You were kicked off Congalton's blog for good reason and the same thing will happen to you here. By the way, Congalton seems to be getting far more posts since you were banned.

I'm done. I've made my point.

By: Joe on 9/14/08


Or, NoSpin is Dan/Karen trying to get more hits…. Whatever… There needs to be a grading system like the tribune and any basic PHP website has. Again, you get what you pay for.

By: whoisjohngalt on 9/14/08

Let me add this. The obsession with the alleged peccadillos of SMBill are getting pretty old. I don't like Bill, but he should not be subjected to some sort of bizarre crusade against him. I think it's an attempt to ruin the guy's life simply because people don't agree with his viewpoint or don't like his personality.
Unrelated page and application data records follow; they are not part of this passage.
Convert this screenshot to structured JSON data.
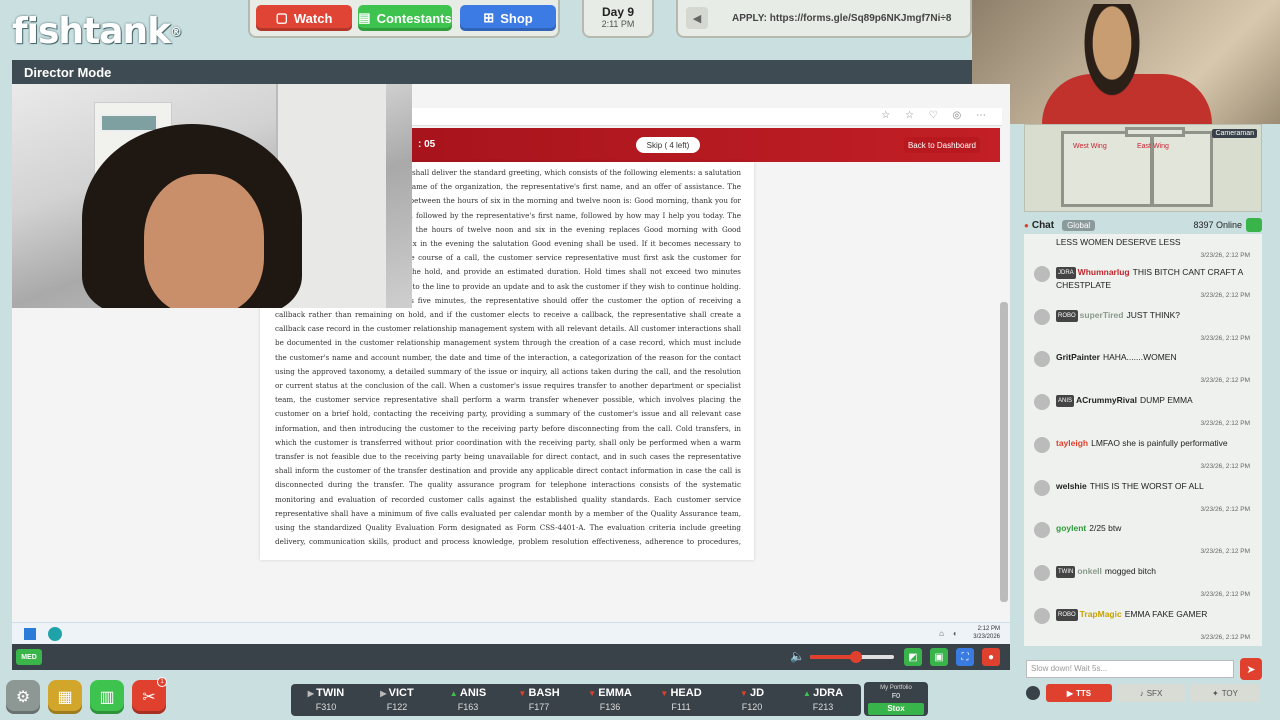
{
  "brand": {
    "logo_text": "fishtank"
  },
  "nav": {
    "watch": "Watch",
    "contestants": "Contestants",
    "shop": "Shop"
  },
  "day": {
    "label": "Day 9",
    "time": "2:11 PM"
  },
  "apply": {
    "text": "APPLY: https://forms.gle/Sq89p6NKJmgf7Ni÷8"
  },
  "director": {
    "title": "Director Mode"
  },
  "quiz": {
    "timer": ": 05",
    "skip_label": "Skip ( 4 left)",
    "back_label": "Back to Dashboard",
    "document_text": "The customer service representative shall deliver the standard greeting, which consists of the following elements: a salutation appropriate to the time of day, the name of the organization, the representative's first name, and an offer of assistance. The standard greeting for calls received between the hours of six in the morning and twelve noon is: Good morning, thank you for calling the organization, my name is, followed by the representative's first name, followed by how may I help you today. The greeting for calls received between the hours of twelve noon and six in the evening replaces Good morning with Good afternoon. For calls received after six in the evening the salutation Good evening shall be used. If it becomes necessary to place a customer on hold during the course of a call, the customer service representative must first ask the customer for permission, explain the reason for the hold, and provide an estimated duration. Hold times shall not exceed two minutes without the representative returning to the line to provide an update and to ask the customer if they wish to continue holding. If the anticipated hold time exceeds five minutes, the representative should offer the customer the option of receiving a callback rather than remaining on hold, and if the customer elects to receive a callback, the representative shall create a callback case record in the customer relationship management system with all relevant details. All customer interactions shall be documented in the customer relationship management system through the creation of a case record, which must include the customer's name and account number, the date and time of the interaction, a categorization of the reason for the contact using the approved taxonomy, a detailed summary of the issue or inquiry, all actions taken during the call, and the resolution or current status at the conclusion of the call. When a customer's issue requires transfer to another department or specialist team, the customer service representative shall perform a warm transfer whenever possible, which involves placing the customer on a brief hold, contacting the receiving party, providing a summary of the customer's issue and all relevant case information, and then introducing the customer to the receiving party before disconnecting from the call. Cold transfers, in which the customer is transferred without prior coordination with the receiving party, shall only be performed when a warm transfer is not feasible due to the receiving party being unavailable for direct contact, and in such cases the representative shall inform the customer of the transfer destination and provide any applicable direct contact information in case the call is disconnected during the transfer. The quality assurance program for telephone interactions consists of the systematic monitoring and evaluation of recorded customer calls against the established quality standards. Each customer service representative shall have a minimum of five calls evaluated per calendar month by a member of the Quality Assurance team, using the standardized Quality Evaluation Form designated as Form CSS-4401-A. The evaluation criteria include greeting delivery, communication skills, product and process knowledge, problem resolution effectiveness, adherence to procedures, and professionalism. Representatives who receive an evaluation score below the acceptable threshold of eighty-five percent on any individual evaluation shall receive targeted coaching from their supervisor within five business days of the evaluation."
  },
  "taskbar": {
    "clock_time": "2:12 PM",
    "clock_date": "3/23/2026"
  },
  "stream": {
    "quality_badge": "MED",
    "volume_fraction": 0.55
  },
  "map": {
    "labels": [
      "West Wing",
      "East Wing"
    ],
    "cameraman_label": "Cameraman"
  },
  "chat": {
    "title": "Chat",
    "scope_badge": "Global",
    "online_count": "8397 Online",
    "input_placeholder": "Slow down! Wait 5s...",
    "first_line": "LESS WOMEN DESERVE LESS",
    "messages": [
      {
        "badge": "JDRA",
        "user": "Whumnarlug",
        "user_color": "#c1272d",
        "text": "THIS BITCH CANT CRAFT A CHESTPLATE",
        "time": "3/23/26, 2:12 PM"
      },
      {
        "badge": "ROBO",
        "user": "superTired",
        "user_color": "#8a9a8a",
        "text": "JUST THINK?",
        "time": "3/23/26, 2:12 PM"
      },
      {
        "badge": "",
        "user": "GritPainter",
        "user_color": "#222222",
        "text": "HAHA.......WOMEN",
        "time": "3/23/26, 2:12 PM"
      },
      {
        "badge": "ANIS",
        "user": "ACrummyRival",
        "user_color": "#222222",
        "text": "DUMP EMMA",
        "time": "3/23/26, 2:12 PM"
      },
      {
        "badge": "",
        "user": "tayleigh",
        "user_color": "#e0402e",
        "text": "LMFAO she is painfully performative",
        "time": "3/23/26, 2:12 PM"
      },
      {
        "badge": "",
        "user": "welshie",
        "user_color": "#222222",
        "text": "THIS IS THE WORST OF ALL",
        "time": "3/23/26, 2:12 PM"
      },
      {
        "badge": "",
        "user": "goylent",
        "user_color": "#2e9a3a",
        "text": "2/25 btw",
        "time": "3/23/26, 2:12 PM"
      },
      {
        "badge": "TWIN",
        "user": "onkell",
        "user_color": "#8a9a8a",
        "text": "mogged bitch",
        "time": "3/23/26, 2:12 PM"
      },
      {
        "badge": "ROBO",
        "user": "TrapMagic",
        "user_color": "#c9a200",
        "text": "EMMA FAKE GAMER",
        "time": "3/23/26, 2:12 PM"
      }
    ],
    "tts_label": "TTS",
    "sfx_label": "SFX",
    "toy_label": "TOY"
  },
  "dock": {
    "notification_count": "1"
  },
  "ticker": [
    {
      "name": "TWIN",
      "trend": "side",
      "price": "F310"
    },
    {
      "name": "VICT",
      "trend": "side",
      "price": "F122"
    },
    {
      "name": "ANIS",
      "trend": "up",
      "price": "F163"
    },
    {
      "name": "BASH",
      "trend": "down",
      "price": "F177"
    },
    {
      "name": "EMMA",
      "trend": "down",
      "price": "F136"
    },
    {
      "name": "HEAD",
      "trend": "down",
      "price": "F111"
    },
    {
      "name": "JD",
      "trend": "down",
      "price": "F120"
    },
    {
      "name": "JDRA",
      "trend": "up",
      "price": "F213"
    }
  ],
  "portfolio": {
    "label": "My Portfolio",
    "value": "F0",
    "button": "Stox"
  },
  "colors": {
    "accent_red": "#e0402e",
    "accent_green": "#3ec34e",
    "accent_blue": "#3c7be3",
    "panel_bg": "#c9dfe0"
  }
}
There I think one might have a valid argument for censorship.

By: CuriousGeorgia on 9/14/08

The "Look at me, I'm outrageous and offensive and there's nothing you can do about it, because I'm hiding behind a keyboard" posts don't deserve our time or energy.

So, about the Trib. Do you think there's a future for it? Is it going to get revived? Is it going to die a slow death?

By: insider on 9/14/08

to Wiseguy

You don't have to share this forum with no spin zone but don't let the door hit you in the butt on the way out.

By: WiseGuy on 9/14/08

Not everything is about "left vs. right." Our community and our nation is much more than that. One day you may understand.

By: jdchem on 9/14/08

Okay, I yield.

By: Joe on 9/13/08

the olde guarde of Knight is still down in Santa Maria, maybe they will come back and rescue the old hometown paper. …OMG I'm gonna pee myself I'm laughing so hard.

By: kenfield on 9/13/08

I wonder if the new prospective owners have any plans to shake up management of the editorial side of the T-T, which seems like a wax museum. The shame is that one wonders if the pool of potential talent for a paper like that may be very small. If you were a smart editor, would you work there?

Like other papers, the T-T can't seem to build a web audience, and it's especially funny to see a small shop like CalCoastNews show them how it's done. On the reporting side, the T-T is an almost constant disappointment while this site does real muckraking. Is it impossible for a local paper to do muckraking without offending too many people and scaring off advertisers?

Does anyone know how well the New Times does, business-wise? They've also failed to build an interesting website.

By: CuriousGeorgia on 9/13/08

I'd love to have a real paper with real news in SLO. Local content is the only thing that can keep local print news alive, but The Fib has been cutting staff, sharing part-timers among departments and relying on the wire.

We have the internet. We don't need The Fib to regurgitate for us. We need them to do reporting.

By: whoisjohngalt on 9/12/08